An Rong Xu is a New York City-based Chinese American photographer and director. Read on for a recap of his seminar held at Objectifs on 5 Jul 2018, about developing personal projects.
On motivations, generating ideas and ethics
“The idea of finding your core is really important in developing your own personal projects. A lot of my work is rooted in what I love and who I love.”
An Rong embarked on his first long-term personal project as an undergraduate in New York. Guided by a lecturer’s advice that “the most universal things are the most personal things”, he sought to document his grandfather, who raised him but whom he felt he still had many questions about. Over three years, he spent five days a week during the school term with his grandfather, for an hour or two each time.
An Rong referenced photographer Nan Goldin’s portraits of her friends who had AIDS, a body of work which later found her fame. In the process of shooting Grandpa he questioned his motivations for shooting this project, as Goldin too was challenged: “Am I just waiting for him to die?” An Rong emphasised that it is crucial to question one’s intentions when making any kind of personal work: “What is the impact on the people you’re photographing?” He shot this series right up till his grandfather’s death and funeral.

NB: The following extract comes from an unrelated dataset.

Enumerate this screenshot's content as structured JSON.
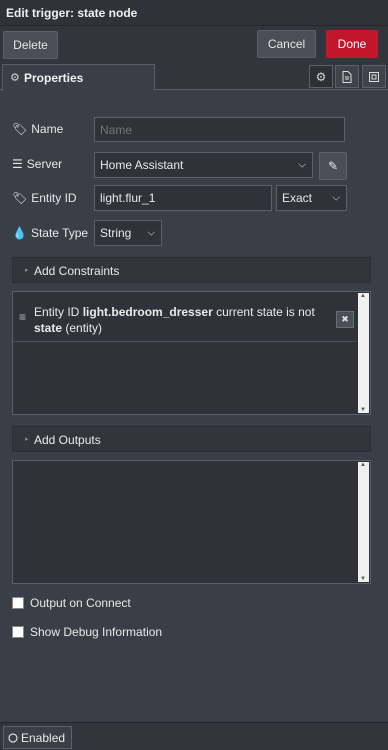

This first personal project was a process of self discovery for An Rong, both in terms of his aesthetic and his drive. He said: “Photographing my grandfather was my ‘Spider-Man moment’.” Like how Peter Parker became Spider-Man when he chose to use his powers to avenge his uncle’s death, An Rong came to see photography as a way of reaching out to people.
Once this project ended, with his grandfather’s death, An Rong was forced to contend with what would come next, and the meaning behind his work. “Because of all the questions he left unanswered,” and in the process of meeting previously unknown relatives during his grandfather’s funeral, An Rong got the inspiration for his next personal project, My Americans which looks at Chinese immigration and presence in “the American landscape and idea”.

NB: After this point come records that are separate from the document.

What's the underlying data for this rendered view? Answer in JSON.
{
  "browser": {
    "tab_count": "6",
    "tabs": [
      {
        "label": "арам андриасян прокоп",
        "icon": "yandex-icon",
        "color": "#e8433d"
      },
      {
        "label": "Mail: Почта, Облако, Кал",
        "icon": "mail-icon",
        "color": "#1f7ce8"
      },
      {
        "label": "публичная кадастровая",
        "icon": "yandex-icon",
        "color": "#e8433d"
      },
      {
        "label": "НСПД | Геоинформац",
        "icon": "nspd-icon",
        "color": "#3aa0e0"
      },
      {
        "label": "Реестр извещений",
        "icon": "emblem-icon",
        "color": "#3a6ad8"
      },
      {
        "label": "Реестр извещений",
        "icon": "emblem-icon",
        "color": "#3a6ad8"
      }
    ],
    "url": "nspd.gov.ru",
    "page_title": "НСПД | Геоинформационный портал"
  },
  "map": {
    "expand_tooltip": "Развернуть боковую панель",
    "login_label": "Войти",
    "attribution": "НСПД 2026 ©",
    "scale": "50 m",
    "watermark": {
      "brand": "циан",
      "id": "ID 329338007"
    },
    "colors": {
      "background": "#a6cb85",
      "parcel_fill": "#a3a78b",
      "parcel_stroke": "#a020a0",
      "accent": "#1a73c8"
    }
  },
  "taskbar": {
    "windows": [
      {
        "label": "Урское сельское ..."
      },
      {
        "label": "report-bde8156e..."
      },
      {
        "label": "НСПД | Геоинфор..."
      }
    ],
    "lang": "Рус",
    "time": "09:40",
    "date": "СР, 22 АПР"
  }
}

Generating leads and gaining access
“My friends are able to help me in my work by creating introduction. Don’t hesitate to hit up your friends for the connections they can foster.”
For his My Americans project, An Rong relies on his friends to introduce him to relevant people, places and events. He uses social media to discover festivals, communities and subcultures and notes them in a small notebook so he can follow up at an opportune moment, for example if he is travelling through the area and can make a detour to visit a spot.
He has also pushed himself to enter spaces he wouldn’t usually go, motivated by the curiosity of “seeing what he was missing out on”, and pushing himself technically after gaining comfort with these new spaces. He reviews his intentions before photographing: “Why am I doing this? How will this elevate an image?”
Though An Rong believes in shooting swiftly to avoid the regret of a missed moment, he will gauge the context and decide whether to seek permission. “The more transparent you are, the better it is.” He introduces himself and his work, and explains to the subject why he would like to photograph that particular scene. He carries an album of his images if the subjects would like to browse through it, and he offers to send them a copy of their photograph later, as a courtesy.
Photographing with feeling, and editing long-term projects
An Rong’s Grandpa project spanned three years. “When you’re working on something for so long it can get really boring. You’ll see the same photo over and over again. I shot Grandpa on every format possible: 4 by 5, medium format, on my phone…anything to break up the monotony of what I’ve already done.”
“There are three layers to photography: aesthetics, content and as the French say, a certain je ne sais quoi, the untouchable level where you hit all three [layers] and it combines into one moment where you don’t know why you love it so much but you do, both in your eyes and in your heart. That’s what you’re trying to do with your personal projects.”
Different photographers have different approaches to a personal project. While some have a well-defined concept and shooting images towards fulfilling that concept, others are more open, preferring to amass many photographs before editing. An Rong prefers the latter, which he terms “build up and then clean up”. Even as he is working on a series, he likes to “live with [his] work”; he will print out thumbnails of all his images and put them up on his walls. “If you’re not tired of it by the end of the day, it remains on the wall”, and from these, he will whittle it down to a final edit later on.
An Rong also shoots images that evoke a mindset, a mood rather than always shooting a subject. He believes in “making the pictures the way you want to feel”; driven by a particular feeling, such as loneliness, he will go out in search of it, and may photograph somebody or a scene he sees that embodies this mood. Here, he mentioned the influence of cinema on his work, in particular the Taiwanese New Wave directors like Edward Yang, Tsai Ming-liang and Ang Lee.
An Rong ended his talk by reiterating how his core motivation has not changed even as his work, both personal and commercial, has evolved:
“I am interested in love and romance: in people falling in love, doing things out of love and what they will do to preserve that love.”